:: Excerpted data

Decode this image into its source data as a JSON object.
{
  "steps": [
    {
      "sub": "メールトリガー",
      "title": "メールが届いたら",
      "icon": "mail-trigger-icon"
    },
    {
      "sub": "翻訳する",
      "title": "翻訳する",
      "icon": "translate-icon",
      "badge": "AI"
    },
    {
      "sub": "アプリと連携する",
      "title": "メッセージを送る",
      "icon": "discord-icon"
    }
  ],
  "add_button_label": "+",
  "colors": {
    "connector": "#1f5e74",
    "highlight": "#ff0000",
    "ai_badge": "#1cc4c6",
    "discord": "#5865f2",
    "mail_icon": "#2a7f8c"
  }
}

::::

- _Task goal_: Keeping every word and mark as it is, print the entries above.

- _Answer to this task_:
Decode this image into its source data as a JSON object.
{
  "steps": [
    {
      "sub": "メールトリガー",
      "title": "メールが届いたら",
      "icon": "mail-trigger-icon"
    },
    {
      "sub": "翻訳する",
      "title": "翻訳する",
      "icon": "translate-icon",
      "badge": "AI"
    },
    {
      "sub": "アプリと連携する",
      "title": "メッセージを送る",
      "icon": "discord-icon"
    }
  ],
  "add_button_label": "+",
  "colors": {
    "connector": "#1f5e74",
    "highlight": "#ff0000",
    "ai_badge": "#1cc4c6",
    "discord": "#5865f2",
    "mail_icon": "#2a7f8c"
  }
}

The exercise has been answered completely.